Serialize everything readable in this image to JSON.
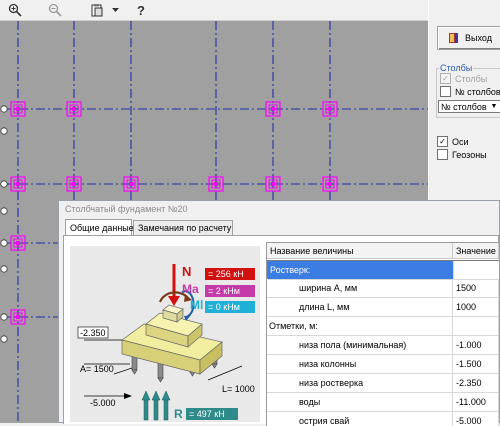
{
  "toolbar": {
    "icons": [
      "zoom-in-icon",
      "zoom-out-icon",
      "clipboard-icon",
      "dropdown-arrow-icon",
      "help-icon"
    ],
    "help_glyph": "?"
  },
  "right_panel": {
    "exit_button": "Выход",
    "columns_group": {
      "title": "Столбы",
      "columns_checkbox": {
        "label": "Столбы",
        "checked": true,
        "disabled": true
      },
      "numbers_checkbox": {
        "label": "№ столбов",
        "checked": false
      },
      "select_value": "№ столбов"
    },
    "axes_checkbox": {
      "label": "Оси",
      "checked": true
    },
    "geozones_checkbox": {
      "label": "Геозоны",
      "checked": false
    }
  },
  "dialog": {
    "title": "Столбчатый фундамент №20",
    "tabs": [
      "Общие данные",
      "Замечания по  расчету"
    ],
    "active_tab": 0,
    "diagram": {
      "N": {
        "symbol": "N",
        "value": "= 256 кН"
      },
      "Ma": {
        "symbol": "Ma",
        "value": "= 2 кНм"
      },
      "Ml": {
        "symbol": "Ml",
        "value": "= 0 кНм"
      },
      "R": {
        "symbol": "R",
        "value": "= 497 кН"
      },
      "dim_a": "A= 1500",
      "dim_l": "L= 1000",
      "level_top": "-2.350",
      "level_bottom": "-5.000"
    },
    "table": {
      "columns": [
        "Название величины",
        "Значение"
      ],
      "rows": [
        {
          "name": "Ростверк:",
          "value": "",
          "indent": false,
          "selected": true
        },
        {
          "name": "ширина A, мм",
          "value": "1500",
          "indent": true
        },
        {
          "name": "длина L, мм",
          "value": "1000",
          "indent": true
        },
        {
          "name": "Отметки, м:",
          "value": "",
          "indent": false
        },
        {
          "name": "низа пола (минимальная)",
          "value": "-1.000",
          "indent": true
        },
        {
          "name": "низа колонны",
          "value": "-1.500",
          "indent": true
        },
        {
          "name": "низа ростверка",
          "value": "-2.350",
          "indent": true
        },
        {
          "name": "воды",
          "value": "-11.000",
          "indent": true
        },
        {
          "name": "острия свай",
          "value": "-5.000",
          "indent": true
        }
      ]
    }
  },
  "colors": {
    "canvas_bg": "#a0a0a0",
    "grid_line": "#1f2fa8",
    "pile_magenta": "#ff00ff",
    "selection": "#3b7de2",
    "force_N": "#d21010",
    "force_Ma": "#c43aa8",
    "force_Ml": "#1fb0d8",
    "force_R": "#2f8a8a"
  }
}
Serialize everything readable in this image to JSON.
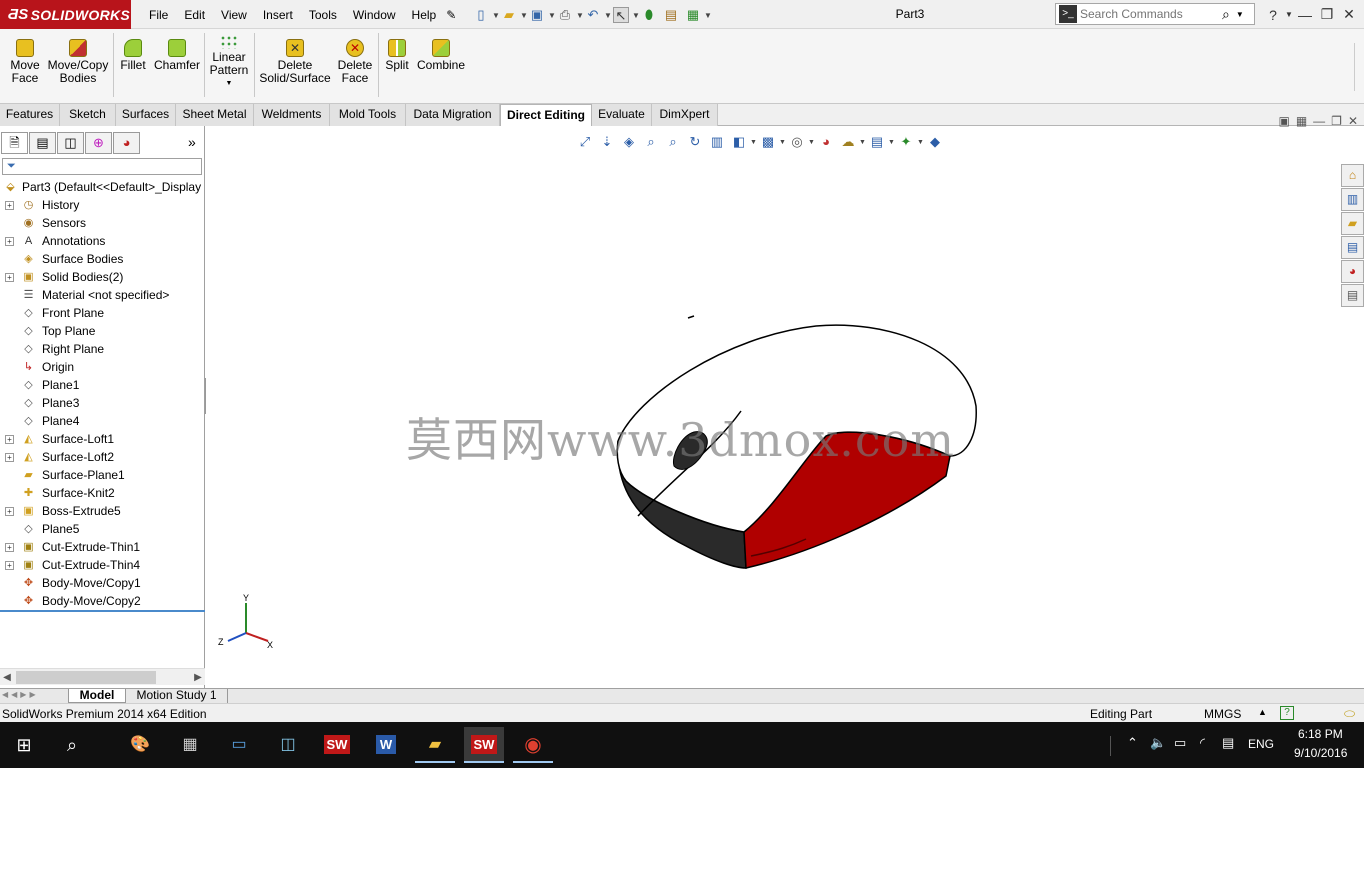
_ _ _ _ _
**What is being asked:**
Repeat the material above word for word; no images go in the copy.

**Exercise response:**
Serialize everything readable in this image to JSON.
{
  "toolbar": {
    "icons": [
      "zoom-in-icon",
      "zoom-out-icon",
      "clipboard-icon",
      "dropdown-arrow-icon",
      "help-icon"
    ],
    "help_glyph": "?"
  },
  "right_panel": {
    "exit_button": "Выход",
    "columns_group": {
      "title": "Столбы",
      "columns_checkbox": {
        "label": "Столбы",
        "checked": true,
        "disabled": true
      },
      "numbers_checkbox": {
        "label": "№ столбов",
        "checked": false
      },
      "select_value": "№ столбов"
    },
    "axes_checkbox": {
      "label": "Оси",
      "checked": true
    },
    "geozones_checkbox": {
      "label": "Геозоны",
      "checked": false
    }
  },
  "dialog": {
    "title": "Столбчатый фундамент №20",
    "tabs": [
      "Общие данные",
      "Замечания по  расчету"
    ],
    "active_tab": 0,
    "diagram": {
      "N": {
        "symbol": "N",
        "value": "= 256 кН"
      },
      "Ma": {
        "symbol": "Ma",
        "value": "= 2 кНм"
      },
      "Ml": {
        "symbol": "Ml",
        "value": "= 0 кНм"
      },
      "R": {
        "symbol": "R",
        "value": "= 497 кН"
      },
      "dim_a": "A= 1500",
      "dim_l": "L= 1000",
      "level_top": "-2.350",
      "level_bottom": "-5.000"
    },
    "table": {
      "columns": [
        "Название величины",
        "Значение"
      ],
      "rows": [
        {
          "name": "Ростверк:",
          "value": "",
          "indent": false,
          "selected": true
        },
        {
          "name": "ширина A, мм",
          "value": "1500",
          "indent": true
        },
        {
          "name": "длина L, мм",
          "value": "1000",
          "indent": true
        },
        {
          "name": "Отметки, м:",
          "value": "",
          "indent": false
        },
        {
          "name": "низа пола (минимальная)",
          "value": "-1.000",
          "indent": true
        },
        {
          "name": "низа колонны",
          "value": "-1.500",
          "indent": true
        },
        {
          "name": "низа ростверка",
          "value": "-2.350",
          "indent": true
        },
        {
          "name": "воды",
          "value": "-11.000",
          "indent": true
        },
        {
          "name": "острия свай",
          "value": "-5.000",
          "indent": true
        }
      ]
    }
  },
  "colors": {
    "canvas_bg": "#a0a0a0",
    "grid_line": "#1f2fa8",
    "pile_magenta": "#ff00ff",
    "selection": "#3b7de2",
    "force_N": "#d21010",
    "force_Ma": "#c43aa8",
    "force_Ml": "#1fb0d8",
    "force_R": "#2f8a8a"
  }
}
Serialize everything readable in this image to JSON.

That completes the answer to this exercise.